- [Input data]:
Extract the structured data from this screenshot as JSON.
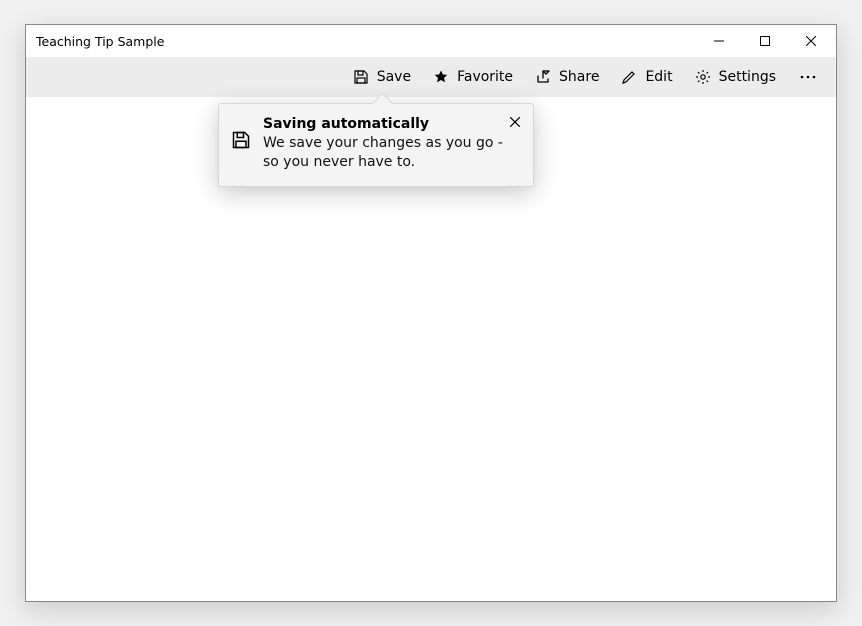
{
  "window": {
    "title": "Teaching Tip Sample"
  },
  "toolbar": {
    "save_label": "Save",
    "favorite_label": "Favorite",
    "share_label": "Share",
    "edit_label": "Edit",
    "settings_label": "Settings"
  },
  "teaching_tip": {
    "title": "Saving automatically",
    "body": "We save your changes as you go - so you never have to."
  }
}
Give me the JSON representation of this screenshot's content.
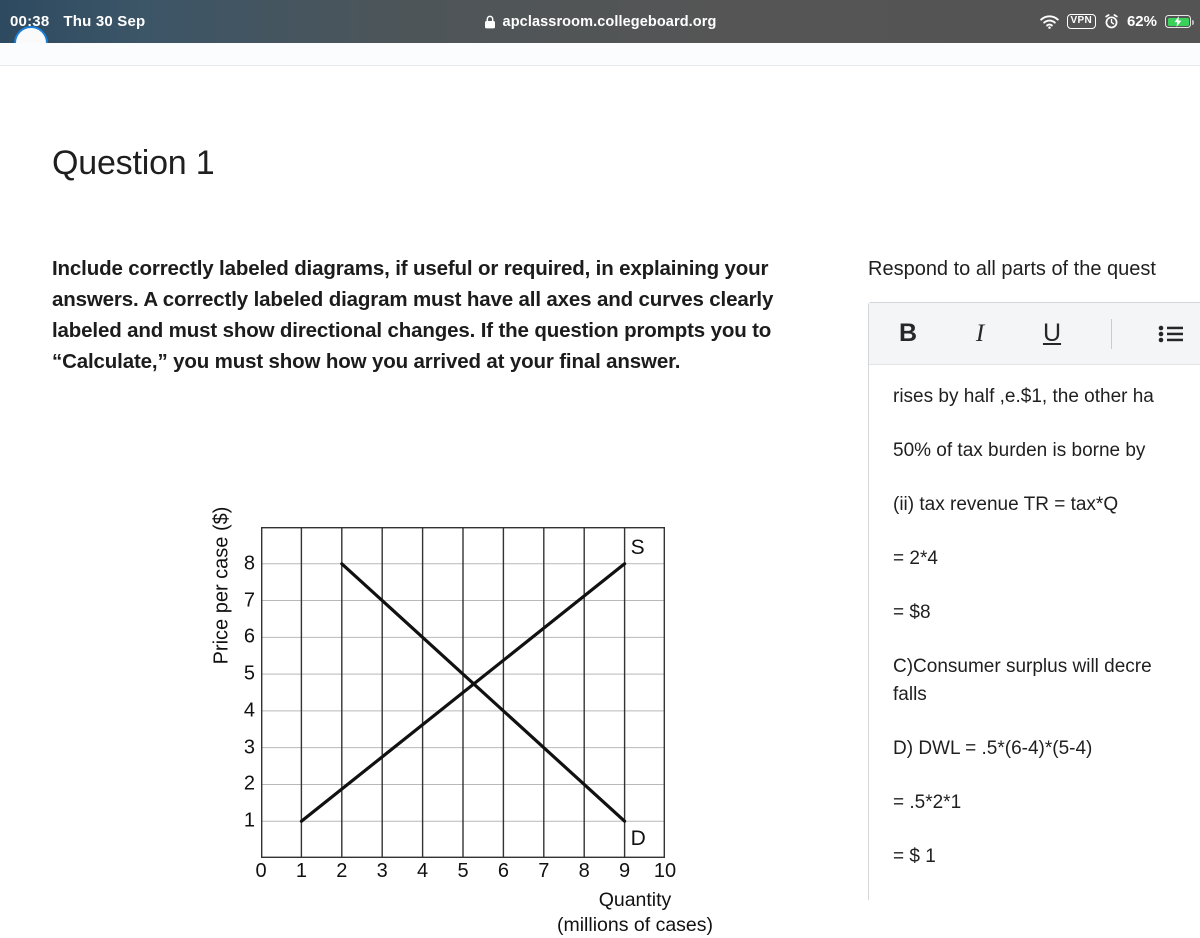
{
  "statusbar": {
    "time": "00:38",
    "date": "Thu 30 Sep",
    "url": "apclassroom.collegeboard.org",
    "lock_icon": "lock-icon",
    "wifi_icon": "wifi-icon",
    "vpn_badge": "VPN",
    "alarm_icon": "alarm-clock-icon",
    "battery_percent": "62%",
    "battery_icon": "battery-charging-icon",
    "accent_blue": "#1a7fd4",
    "battery_green": "#39d15a"
  },
  "left": {
    "title": "Question 1",
    "directions": "Include correctly labeled diagrams, if useful or required, in explaining your answers. A correctly labeled diagram must have all axes and curves clearly labeled and must show directional changes. If the question prompts you to “Calculate,” you must show how you arrived at your final answer."
  },
  "chart_data": {
    "type": "line",
    "title": "",
    "xlabel": "Quantity",
    "xlabel_sub": "(millions of cases)",
    "ylabel": "Price per case ($)",
    "xlim": [
      0,
      10
    ],
    "ylim": [
      0,
      9
    ],
    "xticks": [
      0,
      1,
      2,
      3,
      4,
      5,
      6,
      7,
      8,
      9,
      10
    ],
    "yticks": [
      1,
      2,
      3,
      4,
      5,
      6,
      7,
      8
    ],
    "grid": true,
    "legend_position": "inline-curve-labels",
    "equilibrium": {
      "quantity": 5,
      "price": 5
    },
    "series": [
      {
        "name": "S",
        "label": "S",
        "description": "Supply curve",
        "points": [
          [
            1,
            1
          ],
          [
            9,
            8
          ]
        ],
        "color": "#111111"
      },
      {
        "name": "D",
        "label": "D",
        "description": "Demand curve",
        "points": [
          [
            2,
            8
          ],
          [
            9,
            1
          ]
        ],
        "color": "#111111"
      }
    ]
  },
  "right": {
    "respond_prompt": "Respond to all parts of the quest",
    "toolbar": {
      "bold_label": "B",
      "italic_label": "I",
      "underline_label": "U",
      "bullet_list_icon": "bulleted-list-icon",
      "numbered_list_icon": "numbered-list-icon"
    },
    "answer_paragraphs": [
      "rises by half ,e.$1, the other ha",
      "50% of tax burden is borne by",
      "(ii) tax revenue TR = tax*Q",
      "= 2*4",
      "= $8",
      "C)Consumer surplus will decre",
      "falls",
      "D) DWL = .5*(6-4)*(5-4)",
      "= .5*2*1",
      "= $ 1"
    ]
  }
}
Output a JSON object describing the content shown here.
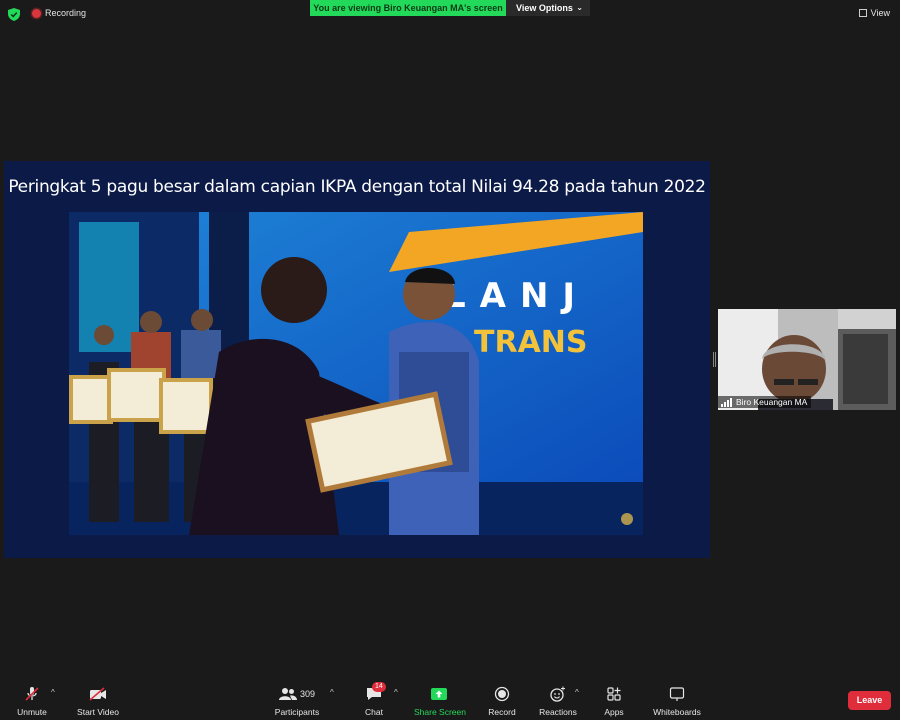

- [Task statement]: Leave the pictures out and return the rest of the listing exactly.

- [Exercise output]:
Extract the structured data from this screenshot as JSON.
{
  "window": {
    "title": "Teaching Tip Sample"
  },
  "toolbar": {
    "save_label": "Save",
    "favorite_label": "Favorite",
    "share_label": "Share",
    "edit_label": "Edit",
    "settings_label": "Settings"
  },
  "teaching_tip": {
    "title": "Saving automatically",
    "body": "We save your changes as you go - so you never have to."
  }
}
Give me the JSON representation of this screenshot's content.
{
  "statusbar": {
    "time": "00:38",
    "date": "Thu 30 Sep",
    "url": "apclassroom.collegeboard.org",
    "lock_icon": "lock-icon",
    "wifi_icon": "wifi-icon",
    "vpn_badge": "VPN",
    "alarm_icon": "alarm-clock-icon",
    "battery_percent": "62%",
    "battery_icon": "battery-charging-icon",
    "accent_blue": "#1a7fd4",
    "battery_green": "#39d15a"
  },
  "left": {
    "title": "Question 1",
    "directions": "Include correctly labeled diagrams, if useful or required, in explaining your answers. A correctly labeled diagram must have all axes and curves clearly labeled and must show directional changes. If the question prompts you to “Calculate,” you must show how you arrived at your final answer."
  },
  "chart_data": {
    "type": "line",
    "title": "",
    "xlabel": "Quantity",
    "xlabel_sub": "(millions of cases)",
    "ylabel": "Price per case ($)",
    "xlim": [
      0,
      10
    ],
    "ylim": [
      0,
      9
    ],
    "xticks": [
      0,
      1,
      2,
      3,
      4,
      5,
      6,
      7,
      8,
      9,
      10
    ],
    "yticks": [
      1,
      2,
      3,
      4,
      5,
      6,
      7,
      8
    ],
    "grid": true,
    "legend_position": "inline-curve-labels",
    "equilibrium": {
      "quantity": 5,
      "price": 5
    },
    "series": [
      {
        "name": "S",
        "label": "S",
        "description": "Supply curve",
        "points": [
          [
            1,
            1
          ],
          [
            9,
            8
          ]
        ],
        "color": "#111111"
      },
      {
        "name": "D",
        "label": "D",
        "description": "Demand curve",
        "points": [
          [
            2,
            8
          ],
          [
            9,
            1
          ]
        ],
        "color": "#111111"
      }
    ]
  },
  "right": {
    "respond_prompt": "Respond to all parts of the quest",
    "toolbar": {
      "bold_label": "B",
      "italic_label": "I",
      "underline_label": "U",
      "bullet_list_icon": "bulleted-list-icon",
      "numbered_list_icon": "numbered-list-icon"
    },
    "answer_paragraphs": [
      "rises by half ,e.$1, the other ha",
      "50% of tax burden is borne by",
      "(ii) tax revenue TR = tax*Q",
      "= 2*4",
      "= $8",
      "C)Consumer surplus will decre",
      "falls",
      "D) DWL = .5*(6-4)*(5-4)",
      "= .5*2*1",
      "= $ 1"
    ]
  }
}
Output a JSON object describing the content shown here.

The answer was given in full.